title: Girls of Paper & Fire
author: Natasha Ngan
genres: Young Adult, Fantasy
publisher: Jimmy Paterson
release date: Nov 6th, 2018
❝Each year, eight beautiful girls are chosen as Paper Girls to serve the king. It’s the highest honor they could hope for…and the most demeaning. This year, there’s a ninth. And instead of paper, she’s made of fire.
In this richly developed fantasy, Lei is a member of the Paper caste, the lowest and most persecuted class of people in Ikhara. She lives in a remote village with her father, where the decade-old trauma of watching her mother snatched by royal guards for an unknown fate still haunts her. Now, the guards are back and this time it’s Lei they’re after — the girl with the golden eyes whose rumored beauty has piqued the king’s interest.
Over weeks of training in the opulent but oppressive palace, Lei and eight other girls learns the skills and charm that befit a king’s consort. There, she does the unthinkable — she falls in love. Her forbidden romance becomes enmeshed with an explosive plot that threatens her world’s entire way of life. Lei, still the wide-eyed country girl at heart, must decide how far she’s willing to go for justice and revenge.❞
greetings gals and gays, welcome to one of the best reads i’ve had this year.
girls of paper and fire has been a highly anticipated book of mine for months. i was over the moon when i got approved for an early copy of it and immediately dived in, and despite having little to no time to read because of uni, i managed to finish it within two weeks (a perfectly reasonable time, imo, and indeed quite fast for a student in a reading slump during term time!) quite honestly, i surprised myself with exactly how much i enjoyed it, it was that good.
let’s start off with the basics. lei is paper caste that works in her father’s herb shop in a small, remote town in ikhara. as part of the paper caste, which is the name given to humans, she is one of the least respected members of society, and she and her father have to struggle to make a living for themselves as a result. one day, soldiers come and raid her home, taking her away to become one of this year’s paper girls for ikhara’s demon king to take to bed every night. in the palace, lei faces immeasurable challenges in the face of etiquette, discrimination, and worst of all – the king, himself. but then, she does the unthinkable – she falls in love (with a fellow paper girl, no less). that leads to her involvement in a convoluted plot that would require facing even harder challenges and even a few sacrifices.
the way this story is written is mesmerizing, let me tell you; the words just glide off the page and into your mind like melted honey. not only that, but natasha ngan manages to sound eloquent even with a protagonist that comes from a remote village (and it’s believable!) every sentence was beautifully thought-out and you can see the work that went into writing the novel. i did notice a bit of a drag with the pace, but that might have been more due to my own sluggish reading process. i particularly enjoyed the world building and the lore – the caste system is very well executed and explained contextually without feeding information to the reader. not only that, but the world itself was masterfully done that ikhara came to life in front of me.
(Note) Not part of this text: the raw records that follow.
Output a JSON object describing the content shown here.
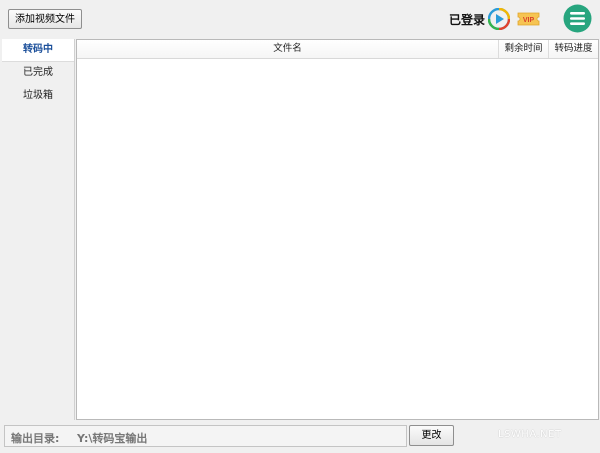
{
  "toolbar": {
    "add_video_label": "添加视频文件",
    "login_status": "已登录",
    "vip_icon": "vip-ticket-icon",
    "play_icon": "play-circle-icon",
    "menu_icon": "hamburger-menu-icon",
    "menu_color": "#27a57e"
  },
  "sidebar": {
    "items": [
      {
        "label": "转码中",
        "active": true
      },
      {
        "label": "已完成"
      },
      {
        "label": "垃圾箱"
      }
    ]
  },
  "file_list": {
    "columns": {
      "name": "文件名",
      "remaining_time": "剩余时间",
      "progress": "转码进度"
    },
    "rows": []
  },
  "output": {
    "label": "输出目录:",
    "path": "Y:\\转码宝输出",
    "change_label": "更改"
  },
  "watermark": "LSWHA.NET"
}
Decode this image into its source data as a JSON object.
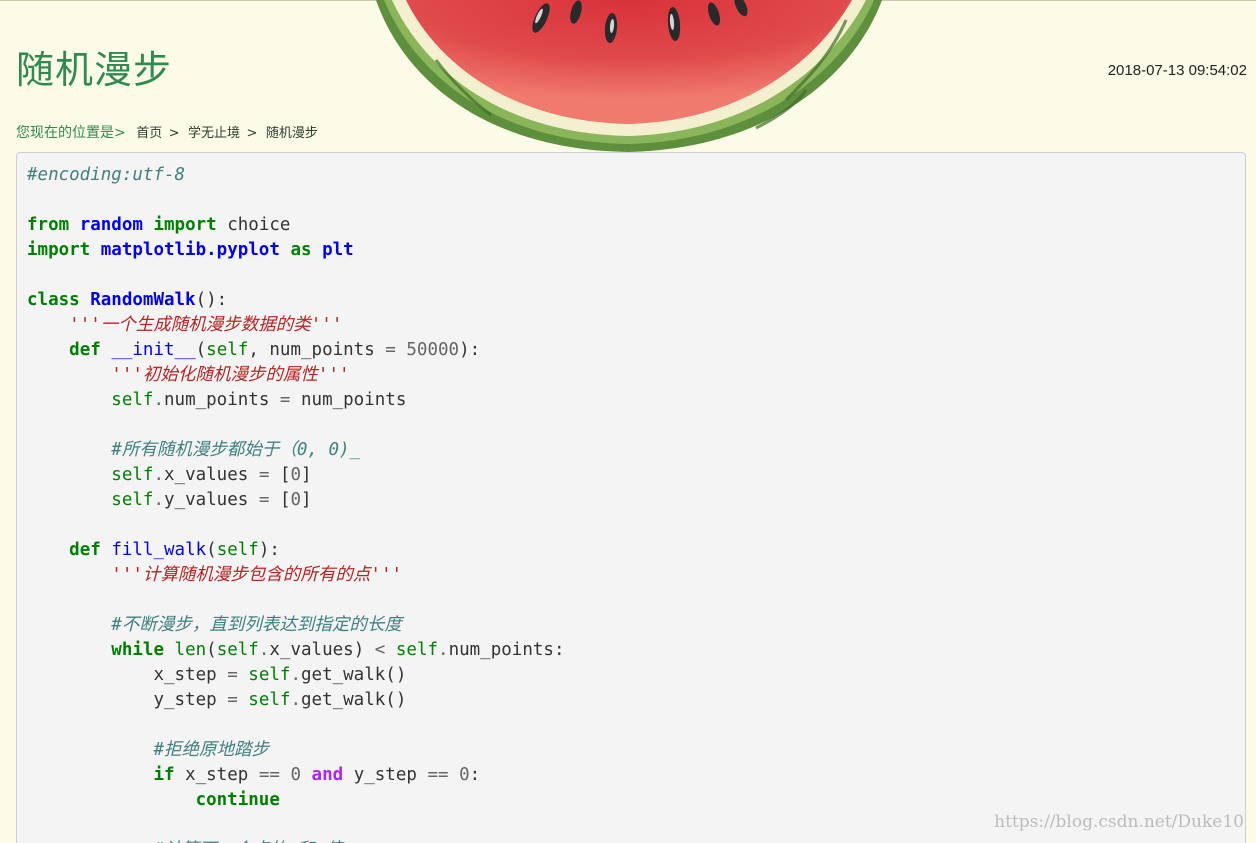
{
  "post": {
    "title": "随机漫步",
    "date": "2018-07-13 09:54:02"
  },
  "breadcrumb": {
    "prefix": "您现在的位置是>",
    "items": [
      {
        "label": "首页",
        "sep": ">"
      },
      {
        "label": "学无止境",
        "sep": ">"
      },
      {
        "label": "随机漫步",
        "sep": ""
      }
    ]
  },
  "code": {
    "language": "python",
    "lines": [
      [
        {
          "t": "c",
          "v": "#encoding:utf-8"
        }
      ],
      [],
      [
        {
          "t": "k",
          "v": "from"
        },
        {
          "t": "",
          "v": " "
        },
        {
          "t": "nn",
          "v": "random"
        },
        {
          "t": "",
          "v": " "
        },
        {
          "t": "k",
          "v": "import"
        },
        {
          "t": "",
          "v": " "
        },
        {
          "t": "n",
          "v": "choice"
        }
      ],
      [
        {
          "t": "k",
          "v": "import"
        },
        {
          "t": "",
          "v": " "
        },
        {
          "t": "nn",
          "v": "matplotlib.pyplot"
        },
        {
          "t": "",
          "v": " "
        },
        {
          "t": "k",
          "v": "as"
        },
        {
          "t": "",
          "v": " "
        },
        {
          "t": "nn",
          "v": "plt"
        }
      ],
      [],
      [
        {
          "t": "k",
          "v": "class"
        },
        {
          "t": "",
          "v": " "
        },
        {
          "t": "nc",
          "v": "RandomWalk"
        },
        {
          "t": "p",
          "v": "():"
        }
      ],
      [
        {
          "t": "",
          "v": "    "
        },
        {
          "t": "s",
          "v": "'''一个生成随机漫步数据的类'''"
        }
      ],
      [
        {
          "t": "",
          "v": "    "
        },
        {
          "t": "k",
          "v": "def"
        },
        {
          "t": "",
          "v": " "
        },
        {
          "t": "nf",
          "v": "__init__"
        },
        {
          "t": "p",
          "v": "("
        },
        {
          "t": "bp",
          "v": "self"
        },
        {
          "t": "p",
          "v": ", "
        },
        {
          "t": "n",
          "v": "num_points"
        },
        {
          "t": "",
          "v": " "
        },
        {
          "t": "o",
          "v": "="
        },
        {
          "t": "",
          "v": " "
        },
        {
          "t": "m",
          "v": "50000"
        },
        {
          "t": "p",
          "v": "):"
        }
      ],
      [
        {
          "t": "",
          "v": "        "
        },
        {
          "t": "s",
          "v": "'''初始化随机漫步的属性'''"
        }
      ],
      [
        {
          "t": "",
          "v": "        "
        },
        {
          "t": "bp",
          "v": "self"
        },
        {
          "t": "o",
          "v": "."
        },
        {
          "t": "n",
          "v": "num_points"
        },
        {
          "t": "",
          "v": " "
        },
        {
          "t": "o",
          "v": "="
        },
        {
          "t": "",
          "v": " "
        },
        {
          "t": "n",
          "v": "num_points"
        }
      ],
      [],
      [
        {
          "t": "",
          "v": "        "
        },
        {
          "t": "c",
          "v": "#所有随机漫步都始于（0, 0)_"
        }
      ],
      [
        {
          "t": "",
          "v": "        "
        },
        {
          "t": "bp",
          "v": "self"
        },
        {
          "t": "o",
          "v": "."
        },
        {
          "t": "n",
          "v": "x_values"
        },
        {
          "t": "",
          "v": " "
        },
        {
          "t": "o",
          "v": "="
        },
        {
          "t": "",
          "v": " "
        },
        {
          "t": "p",
          "v": "["
        },
        {
          "t": "m",
          "v": "0"
        },
        {
          "t": "p",
          "v": "]"
        }
      ],
      [
        {
          "t": "",
          "v": "        "
        },
        {
          "t": "bp",
          "v": "self"
        },
        {
          "t": "o",
          "v": "."
        },
        {
          "t": "n",
          "v": "y_values"
        },
        {
          "t": "",
          "v": " "
        },
        {
          "t": "o",
          "v": "="
        },
        {
          "t": "",
          "v": " "
        },
        {
          "t": "p",
          "v": "["
        },
        {
          "t": "m",
          "v": "0"
        },
        {
          "t": "p",
          "v": "]"
        }
      ],
      [],
      [
        {
          "t": "",
          "v": "    "
        },
        {
          "t": "k",
          "v": "def"
        },
        {
          "t": "",
          "v": " "
        },
        {
          "t": "nf",
          "v": "fill_walk"
        },
        {
          "t": "p",
          "v": "("
        },
        {
          "t": "bp",
          "v": "self"
        },
        {
          "t": "p",
          "v": "):"
        }
      ],
      [
        {
          "t": "",
          "v": "        "
        },
        {
          "t": "s",
          "v": "'''计算随机漫步包含的所有的点'''"
        }
      ],
      [],
      [
        {
          "t": "",
          "v": "        "
        },
        {
          "t": "c",
          "v": "#不断漫步，直到列表达到指定的长度"
        }
      ],
      [
        {
          "t": "",
          "v": "        "
        },
        {
          "t": "k",
          "v": "while"
        },
        {
          "t": "",
          "v": " "
        },
        {
          "t": "bp",
          "v": "len"
        },
        {
          "t": "p",
          "v": "("
        },
        {
          "t": "bp",
          "v": "self"
        },
        {
          "t": "o",
          "v": "."
        },
        {
          "t": "n",
          "v": "x_values"
        },
        {
          "t": "p",
          "v": ")"
        },
        {
          "t": "",
          "v": " "
        },
        {
          "t": "o",
          "v": "<"
        },
        {
          "t": "",
          "v": " "
        },
        {
          "t": "bp",
          "v": "self"
        },
        {
          "t": "o",
          "v": "."
        },
        {
          "t": "n",
          "v": "num_points"
        },
        {
          "t": "p",
          "v": ":"
        }
      ],
      [
        {
          "t": "",
          "v": "            "
        },
        {
          "t": "n",
          "v": "x_step"
        },
        {
          "t": "",
          "v": " "
        },
        {
          "t": "o",
          "v": "="
        },
        {
          "t": "",
          "v": " "
        },
        {
          "t": "bp",
          "v": "self"
        },
        {
          "t": "o",
          "v": "."
        },
        {
          "t": "n",
          "v": "get_walk"
        },
        {
          "t": "p",
          "v": "()"
        }
      ],
      [
        {
          "t": "",
          "v": "            "
        },
        {
          "t": "n",
          "v": "y_step"
        },
        {
          "t": "",
          "v": " "
        },
        {
          "t": "o",
          "v": "="
        },
        {
          "t": "",
          "v": " "
        },
        {
          "t": "bp",
          "v": "self"
        },
        {
          "t": "o",
          "v": "."
        },
        {
          "t": "n",
          "v": "get_walk"
        },
        {
          "t": "p",
          "v": "()"
        }
      ],
      [],
      [
        {
          "t": "",
          "v": "            "
        },
        {
          "t": "c",
          "v": "#拒绝原地踏步"
        }
      ],
      [
        {
          "t": "",
          "v": "            "
        },
        {
          "t": "k",
          "v": "if"
        },
        {
          "t": "",
          "v": " "
        },
        {
          "t": "n",
          "v": "x_step"
        },
        {
          "t": "",
          "v": " "
        },
        {
          "t": "o",
          "v": "=="
        },
        {
          "t": "",
          "v": " "
        },
        {
          "t": "m",
          "v": "0"
        },
        {
          "t": "",
          "v": " "
        },
        {
          "t": "ow",
          "v": "and"
        },
        {
          "t": "",
          "v": " "
        },
        {
          "t": "n",
          "v": "y_step"
        },
        {
          "t": "",
          "v": " "
        },
        {
          "t": "o",
          "v": "=="
        },
        {
          "t": "",
          "v": " "
        },
        {
          "t": "m",
          "v": "0"
        },
        {
          "t": "p",
          "v": ":"
        }
      ],
      [
        {
          "t": "",
          "v": "                "
        },
        {
          "t": "k",
          "v": "continue"
        }
      ],
      [],
      [
        {
          "t": "",
          "v": "            "
        },
        {
          "t": "c",
          "v": "#计算下一个点的x和y值"
        }
      ]
    ]
  },
  "watermark": "https://blog.csdn.net/Duke10",
  "colors": {
    "page_background": "#fbfbe8",
    "title_green": "#2f8a4e",
    "code_background": "#f4f4f4",
    "keyword": "#008000",
    "name_blue": "#0000ff",
    "string_red": "#ba2121",
    "comment_teal": "#408080",
    "operator_word_purple": "#aa22ff"
  }
}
a highlight that i absolutely have to mention is lei and her development as a character. she starts out as a bystander in her own story, reluctantly pulled into the action, but she grows so much throughout the novel that she learns how to fill her own shoes, if that makes sense. not to be cliche, but there’s a fire burning inside her and i loved how she began to embrace it. it’s been a while since i’ve seen such a determined character with a believable motive, not just for the sake of being a “strong female character”. which lei absolutely is, but not in any stereotypical kind of way. she’s strong – a fact that can be backed up.
speaking of strength, let me tell you how happy it made me that romance was used to build the characters up instead of having it be an obstacle for them to overcome. it was such a natural thing, it felt so organic. and neither lei, nor wren’s character were lessened by it – on the contrary, it’s one of the things that help them flourish. love is a source of strength for them, and it’s shown beautifully in the text. another thing i really liked was the normalcy of them falling in love; the novel embraces it and lets the relationship go on a natural course instead of having either girl question themselves or their feelings. it’s a wonderful thing to see, especially in a world where f/f relationships are over-complicated and dramatized, and almost always over-sexualized, which is not the case with girls of paper and fire.
the demon king can choke. that’s it, that’s the entire paragraph.
near the end i did have some concerns about lei’s motivations and feelings, as well as the pacing, but it all wrapped up together very neatly with ngan addressing my exact criticisms (if you can even call them that), making them disappear essentially. by the last page i had gotten what i needed, characterization wise, and was feeling more than content with how things were handled. and then that ending happened. ms ngan, call me, i have some complaints.
overall, there’s not much left to say other than i loved girls of paper and fire. it’s not something we’ve seen in the ya community, and quite frankly i can’t wait to see more of it. kudos to natasha ngan, because this is the lesbian novel that we’ve been waiting for.
are you excited to pick gopaf up? or, if you’ve already read it, what did you think of it? let’s discuss!